By ANITA SNOW | Associated Press Writer
Vilma Espin Guillois, the wife of acting President Raul Castro and one of the communist nation’s most politically powerful women, died Monday, the Cuban government announced. She was 77.
As Raul Castro’s wife, Espin was Cuba’s de facto first lady for decades because Cuban leader Fidel Castro is divorced.
Cuban state television announced that Espin died Monday afternoon after “the long illness she was afflicted with” worsened in recent weeks. The announcement was read at the start of the island’s national evening newscast, then repeated half an hour later.
Authorities did not disclose Espin’s illness, but she was said to suffer from severe circulatory problems in recent years and rumors about her poor health circulated periodically.
An official mourning period was declared from 8 p.m. Monday until 10 p.m. Tuesday, and the Cuban flag will be lowered to half mast at all public buildings and military bases during that period, according to the official statement announcing Espin’s death.
Formal gatherings to pay homage to Espin were scheduled for all day Tuesday in Havana and her native eastern city of Santiago, said the statement from Cuba’s Communist Party leadership and government. Memorial gatherings were also planned in every other province across the island of 11.2 million.
Espin’s body was cremated and her ashes will be scattered during a private ceremony, with full military honors, at a date to be determined, the statement said.

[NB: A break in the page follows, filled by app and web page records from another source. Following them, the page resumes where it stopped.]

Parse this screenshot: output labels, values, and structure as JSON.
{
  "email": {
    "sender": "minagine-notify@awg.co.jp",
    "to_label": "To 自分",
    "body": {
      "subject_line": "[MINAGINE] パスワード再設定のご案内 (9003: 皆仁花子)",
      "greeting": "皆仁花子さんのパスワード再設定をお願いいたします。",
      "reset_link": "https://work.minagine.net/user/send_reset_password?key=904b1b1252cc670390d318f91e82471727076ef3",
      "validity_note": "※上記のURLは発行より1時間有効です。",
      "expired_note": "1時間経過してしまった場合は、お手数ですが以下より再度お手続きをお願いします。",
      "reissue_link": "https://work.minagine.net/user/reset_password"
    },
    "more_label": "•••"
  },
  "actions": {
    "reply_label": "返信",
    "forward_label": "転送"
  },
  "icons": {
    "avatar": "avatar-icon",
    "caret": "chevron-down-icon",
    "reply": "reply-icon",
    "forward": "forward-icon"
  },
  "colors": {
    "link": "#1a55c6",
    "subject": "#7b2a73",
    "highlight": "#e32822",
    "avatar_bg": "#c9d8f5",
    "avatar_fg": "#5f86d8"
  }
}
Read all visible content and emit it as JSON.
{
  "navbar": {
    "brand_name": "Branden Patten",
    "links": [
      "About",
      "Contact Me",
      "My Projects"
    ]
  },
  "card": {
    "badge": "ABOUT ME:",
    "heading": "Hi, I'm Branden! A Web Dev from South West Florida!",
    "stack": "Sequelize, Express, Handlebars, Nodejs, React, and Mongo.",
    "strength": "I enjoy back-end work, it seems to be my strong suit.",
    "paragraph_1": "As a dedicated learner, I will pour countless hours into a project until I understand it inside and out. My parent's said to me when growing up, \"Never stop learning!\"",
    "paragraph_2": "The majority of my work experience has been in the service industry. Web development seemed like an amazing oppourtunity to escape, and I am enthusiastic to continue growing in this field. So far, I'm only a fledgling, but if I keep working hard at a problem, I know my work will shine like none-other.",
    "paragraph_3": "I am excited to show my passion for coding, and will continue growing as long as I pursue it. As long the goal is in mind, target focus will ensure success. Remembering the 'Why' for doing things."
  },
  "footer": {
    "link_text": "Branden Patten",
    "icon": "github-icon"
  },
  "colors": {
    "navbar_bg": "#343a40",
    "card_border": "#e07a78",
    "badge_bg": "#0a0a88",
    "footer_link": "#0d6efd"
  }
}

“Her name will be linked eternally to the most significant achievements of Cuban women through the Revolution,” the government statement said.
It called Espin, “one of the most relevant fighters for the women’s emancipation in our country and in the world.”
Born into a wealthy family in eastern Cuba, Espin became a young urban rebel who battled against Fulgencio Batista’s dictatorship throughout the 1950s. After the 1959 triumph of the Cuban revolution, she became Cuba’s low-key first lady as the wife of Defense Minister Raul Castro, Fidel Castro’s designated successor.
Raul Castro, 76, has been Cuba’s acting president since 80-year-old Fidel temporarily ceded power in July due to an undisclosed illness that led to several surgeries from which he is still recovering.
Both as a Castro family member and a leader in her own right, Espin assumed her first lady duties shortly after the revolutionary triumph.
Espin maintained that role over more than 45 years, even after Fidel Castro reportedly married Dalia Soto del Valle, with whom he is said to have five grown sons. Extremely protective of his private life, Fidel Castro has never discussed that relationship publicly.
Espin’s power also was rooted in more than four decades as president of the Federation of Cuban Women, which she founded in 1960 and fashioned into an important pillar of support for the communist government. Virtually every woman and adolescent girl on the island are listed as members.
A tall woman with spectacles, her auburn hair twisted into a bun, Espin was a highly recognized figure across the island. She was regularly seen at gatherings of the National Assembly and other important government meetings.
Born in Santiago on April 7, 1930, and trained as a chemical engineer, Espin participated in early street protests against Batista, who seized power in a 1952 coup.
She later became deeply involved in the revolutionary underground, working with regional leader Frank Pais, who was assassinated in July 1957. Even before Pais died, Espin had assumed leadership of the urban rebel movement in eastern Cuba.
Espin sought refuge in 1958 in the mountains above Santiago, where Raul and Fidel Castro commanded their uniformed rebel fighters.
Espin and Raul Castro were married in April 1959, four months after Batista fled the island and rebels marched triumphantly into Santiago, and later Havana. Pictures in Life magazine showed the bride in an elegant white gown and pearls in her hair. The groom was clad in his olive green military uniform, pistol at his side.
Even back then, Raul Castro was his older brother’s named successor, a designation that never changed over the decades.
After forming the Federation of Cuban Women, Espin consolidated her political power in 1965 when she was elected to the Communist Party of Cuba’s ruling Central Committee.
A little more than a decade later, in 1976, Espin was elected delegate to the newly formed National Assembly, or parliament. She was also named to the Council of State, Cuba’s powerful executive body.
She held all those positions until her death.
Although rumors circulated for years that Espin and Raul Castro had separated, they were often seen together and there was never any official word of divorce.
“Vilma and I sometimes argue,” Raul Castro said in April 2001, with his wife at his side. But, he said, “this marriage ... has lasted 42 years, and we hope to be together longer.”
The couple had four children.